Sadly, things weren’t flying for long. Business started to take a dive when unfortunately I got sick while abroad and ended up stuck in Palm Springs, California for six weeks, at which time there was no one back at the shack being totally crabilious!
Consistency of service and product played a key part in the downfall. We couldn’t get past the Bristol chef divas, who only wanted to cook what they wanted to cook and weren’t interested in developing stuff with an enthusiastic amateur. I didn’t want to put my name and reputation on the line for something that seemed to be sabotaged by a few randoms. If I was 31 and not 61, I might’ve cooked myself and been ‘Carol-three-jobs’ and gone for it. But that was never our plan. I believe we were ahead of our time and in the wrong part of Bristol – when we launched, a vast storage-container-based restaurant quarter had also opened on the Bristol docks, it killed our trade in upper Southville.
The most important thing is that we did it. We went with our gut and what we delivered was flippin’ tasty and people loved it. I’m so glad we gave it a go and I enjoyed putting immense effort behind it. Working with the wonderful Gatt family in the venture was a real pleasure too – something I’ll reincarnate one day (thank you to the Gatts).
You’ve got to scratch that itch
When it came to taking Home to America, like many of my other business impulses, I had a hunch and just had to follow it – much to the horror and disdain of ‘Rob the Bank’ our financial manager. Our MD Martin backed my crazy move; he trusted me. My hunch cost us a fortune. I worried my nearest and dearest. But I’m chuffed to say that we did it. And what we did was no mean feat: Home America now generates 60% of our business.
Getting shit done
Make no mistake, a shed load of luck has helped me throughout my career (as well as a bit of talent, creativity, bravado and charm) but it hasn’t always been this way. I think the key thing is that I’ve never been afraid to try stuff, or unafraid of trying again, again and again if something fails. I think in this day and age it’s called something fancy like “rapid prototyping” – but I call it getting shit done!
Also, what I’ve done I haven’t always done alone. The secret of any successful business is to have a great blend of people – aspiring entrepreneurs, shrewd strategists, steady eddies, and credible business leaders. Here at Home and Digiboho we’ve got it. Not every decision we make is reckless, based on a hunch, ill-thought out or relying on a truck-load of horse muck – that’s mainly my way, and if we were all like me we’d be bust by now for sure. In the same breath, if everything was measured, calculated, and strategised over, we’d probably be making a heap of money but have too many big (and boring) businesses as clients; be talking bollocks/business speak, and be just like everyone else. It’s about the right blend of people so you get the right balance in your decision-making.
Home is where the heart is
Big businesses are latching on to our Home way. They’re fascinated about who we are, how we work and the key to our success.

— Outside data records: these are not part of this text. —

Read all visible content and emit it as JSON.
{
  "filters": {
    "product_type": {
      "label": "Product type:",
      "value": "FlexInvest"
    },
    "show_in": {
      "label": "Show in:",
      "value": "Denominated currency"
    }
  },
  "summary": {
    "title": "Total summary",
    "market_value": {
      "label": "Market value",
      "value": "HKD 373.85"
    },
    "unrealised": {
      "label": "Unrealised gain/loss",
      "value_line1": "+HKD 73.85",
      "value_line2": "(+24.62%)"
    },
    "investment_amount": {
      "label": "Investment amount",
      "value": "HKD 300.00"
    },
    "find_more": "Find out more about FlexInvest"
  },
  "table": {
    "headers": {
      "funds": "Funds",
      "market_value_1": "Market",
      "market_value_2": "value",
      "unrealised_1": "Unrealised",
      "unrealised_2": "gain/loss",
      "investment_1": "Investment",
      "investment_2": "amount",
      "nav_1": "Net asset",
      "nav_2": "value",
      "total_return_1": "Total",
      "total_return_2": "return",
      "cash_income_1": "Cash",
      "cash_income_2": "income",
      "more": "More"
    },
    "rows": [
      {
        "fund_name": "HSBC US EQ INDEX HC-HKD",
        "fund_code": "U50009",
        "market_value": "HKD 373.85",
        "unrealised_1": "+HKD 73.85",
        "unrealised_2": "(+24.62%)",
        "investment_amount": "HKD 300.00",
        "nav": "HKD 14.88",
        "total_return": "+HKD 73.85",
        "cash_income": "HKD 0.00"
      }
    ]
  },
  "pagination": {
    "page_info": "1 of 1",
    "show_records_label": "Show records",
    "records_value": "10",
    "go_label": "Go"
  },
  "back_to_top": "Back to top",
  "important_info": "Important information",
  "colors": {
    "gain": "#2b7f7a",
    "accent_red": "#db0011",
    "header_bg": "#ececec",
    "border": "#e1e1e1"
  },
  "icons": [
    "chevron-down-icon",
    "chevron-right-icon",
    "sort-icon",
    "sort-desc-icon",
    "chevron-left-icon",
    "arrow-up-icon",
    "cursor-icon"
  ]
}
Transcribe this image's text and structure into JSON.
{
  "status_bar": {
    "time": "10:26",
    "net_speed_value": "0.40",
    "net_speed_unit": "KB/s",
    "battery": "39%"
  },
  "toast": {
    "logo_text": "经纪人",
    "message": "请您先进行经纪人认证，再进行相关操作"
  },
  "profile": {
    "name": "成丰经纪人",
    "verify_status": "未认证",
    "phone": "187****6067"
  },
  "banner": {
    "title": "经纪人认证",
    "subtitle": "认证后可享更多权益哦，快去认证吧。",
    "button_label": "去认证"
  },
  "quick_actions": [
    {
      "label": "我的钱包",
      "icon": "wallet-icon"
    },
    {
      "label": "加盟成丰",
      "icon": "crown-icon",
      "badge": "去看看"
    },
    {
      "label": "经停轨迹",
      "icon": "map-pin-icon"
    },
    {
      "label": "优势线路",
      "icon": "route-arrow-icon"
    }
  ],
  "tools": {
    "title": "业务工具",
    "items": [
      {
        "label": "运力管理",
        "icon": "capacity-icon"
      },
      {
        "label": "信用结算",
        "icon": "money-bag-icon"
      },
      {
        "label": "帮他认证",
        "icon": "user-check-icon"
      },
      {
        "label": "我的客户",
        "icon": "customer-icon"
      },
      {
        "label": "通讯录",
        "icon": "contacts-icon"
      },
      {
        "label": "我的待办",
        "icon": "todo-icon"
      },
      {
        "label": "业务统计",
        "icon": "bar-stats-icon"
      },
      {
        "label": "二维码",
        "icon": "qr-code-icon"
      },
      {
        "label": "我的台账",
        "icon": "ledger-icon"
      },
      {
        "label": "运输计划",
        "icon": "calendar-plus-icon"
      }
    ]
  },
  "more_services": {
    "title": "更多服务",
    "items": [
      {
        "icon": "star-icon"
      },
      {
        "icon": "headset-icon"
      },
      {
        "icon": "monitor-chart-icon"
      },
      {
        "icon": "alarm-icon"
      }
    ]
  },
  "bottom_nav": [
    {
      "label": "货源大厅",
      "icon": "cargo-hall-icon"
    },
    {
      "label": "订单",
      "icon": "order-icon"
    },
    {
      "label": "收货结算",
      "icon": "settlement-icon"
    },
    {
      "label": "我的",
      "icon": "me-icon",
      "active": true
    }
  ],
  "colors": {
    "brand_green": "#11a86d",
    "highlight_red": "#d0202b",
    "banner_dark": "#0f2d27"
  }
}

I’ve said several times (mainly in new business meetings) that it’s the clients we turn down that define us as a business just as much as those we choose to work with. I’m reminded of the good old 1960’s John West mantra when I spout this out: “It’s the fish that John West reject that makes John West the best!” Clearly, there’s something about me and seafood 😉
Be like Nike. Just do it.
After 37 bloody brilliant years in business, my advice would be: if you have a good idea, make it happen, don’t just talk about it or keep it hidden in a dream corner, give it a go. Strike while the iron’s hot.
And remember this…
Profit is like air.
You need it to live,
but it’s not the reason to live.